Soybean Mosaic Virus (SMV): 7,849,000 Bu lost
Symptoms depend on the soybean product, virus strain, plant age at infection, and environment. Seeds of infected plants can be mottled, and once infected, plants have fewer pods and are stunted. Leaves have a mosaic of light and dark green areas and the leaf margins can be wavy or curled. Leaf veins do not grow together, which can also occur with herbicide injury.
Stem Canker: 6,097,000 Bu lost
Northern and southern stem canker are similar but different fungal spots. Lesions caused by northern stem canker become dark brown and girdle the stem, while lesions caused by southern stem canker rarely girdle the stem. Stem canker is most common in cool and moist conditions during early stages of soybean growth.
Sudden Death Syndrome: 3,547,000 Bu lost
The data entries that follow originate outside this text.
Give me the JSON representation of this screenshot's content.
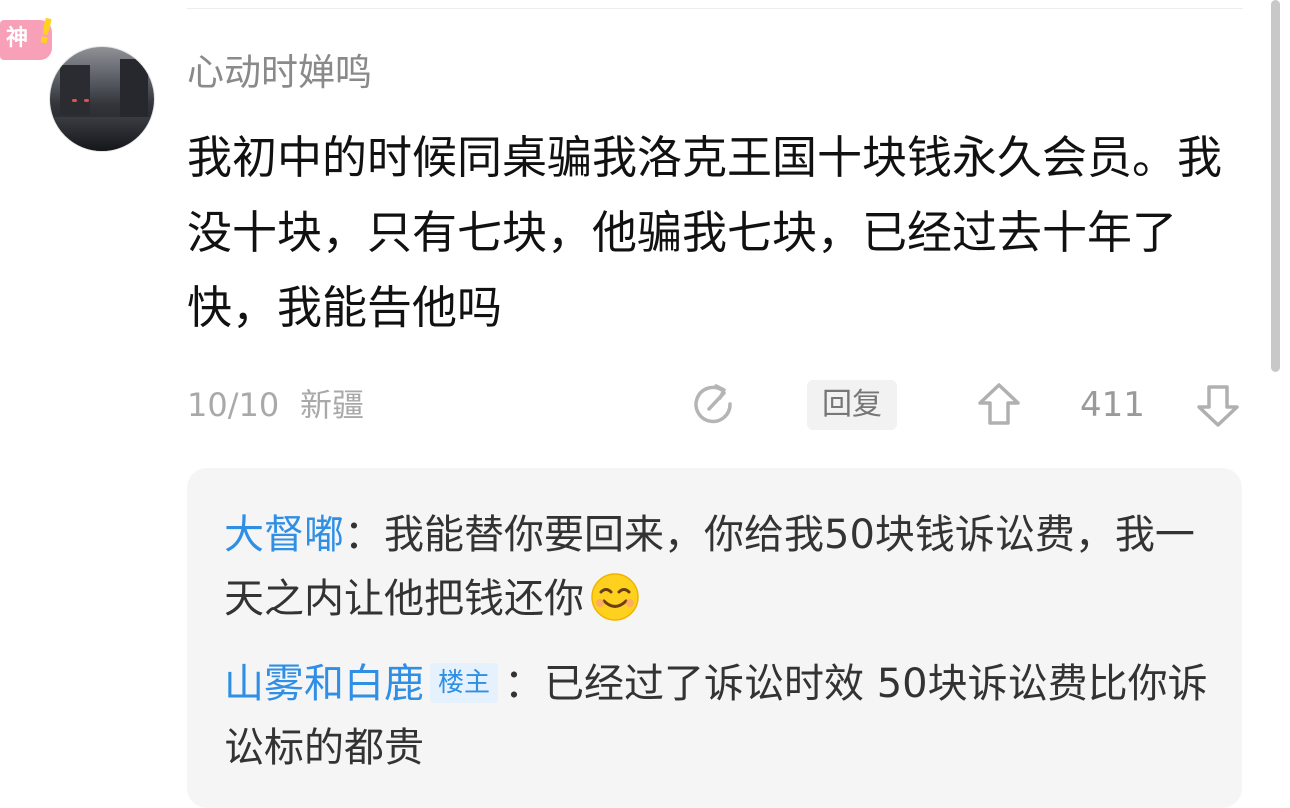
{
  "badge": {
    "text": "神",
    "mark": "!"
  },
  "comment": {
    "username": "心动时婵鸣",
    "content": "我初中的时候同桌骗我洛克王国十块钱永久会员。我没十块，只有七块，他骗我七块，已经过去十年了快，我能告他吗",
    "date": "10/10",
    "location": "新疆",
    "reply_label": "回复",
    "vote_count": "411",
    "icons": {
      "share": "share-icon",
      "upvote": "up-arrow-icon",
      "downvote": "down-arrow-icon"
    }
  },
  "replies": [
    {
      "author": "大督嘟",
      "separator": "：",
      "text": "我能替你要回来，你给我50块钱诉讼费，我一天之内让他把钱还你",
      "emoji": "grinning-face-emoji"
    },
    {
      "author": "山雾和白鹿",
      "badge": "楼主",
      "separator": "：",
      "text": "已经过了诉讼时效 50块诉讼费比你诉讼标的都贵"
    }
  ],
  "colors": {
    "link_blue": "#2f8fe5",
    "badge_pink": "#f8a0b8",
    "badge_yellow": "#ffd21c",
    "reply_bg": "#f5f5f5"
  }
}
Sudden death syndrome is often associated with soybean cyst nematode, highly productive soils, cool temperatures during flowering and significant rainfall before and during flowering. Infection normally occurs in the root system in the late vegetative growth stages, V5 to V8.
Sudden death syndrome leaf symptoms initially include yellow blotches that form between the veins on the uppermost leaves. The blotches then coalesce and eventually turn dark brown. Leaves may roll inward due to lack of water and eventually drop off. Managing soybean cyst nematodes can also help reduce potential infection sites. Additionally, later planting can also help reduce the opportunity for other diseases and insects to invade the roots.
White mold, or Sclerotinia stem rot, can cause yield reductions and poor seed quality. Overwintering Sclerotia located up to 2" below the soil surface start germinating when soil temperatures are less than 65ºF and moisture levels are high. Infection occurs when plant wounds contact neighboring infected plants.
Water-soaked lesions at stem nodes are the first sign of infection. Lesions girdle the stem, cutting off moisture and nutrients to upper plant parts. To reduce the risk of white mold, plant shorter, tolerant products in wide rows. Crop rotations with corn and early control of weeds can also reduce the number of hosts.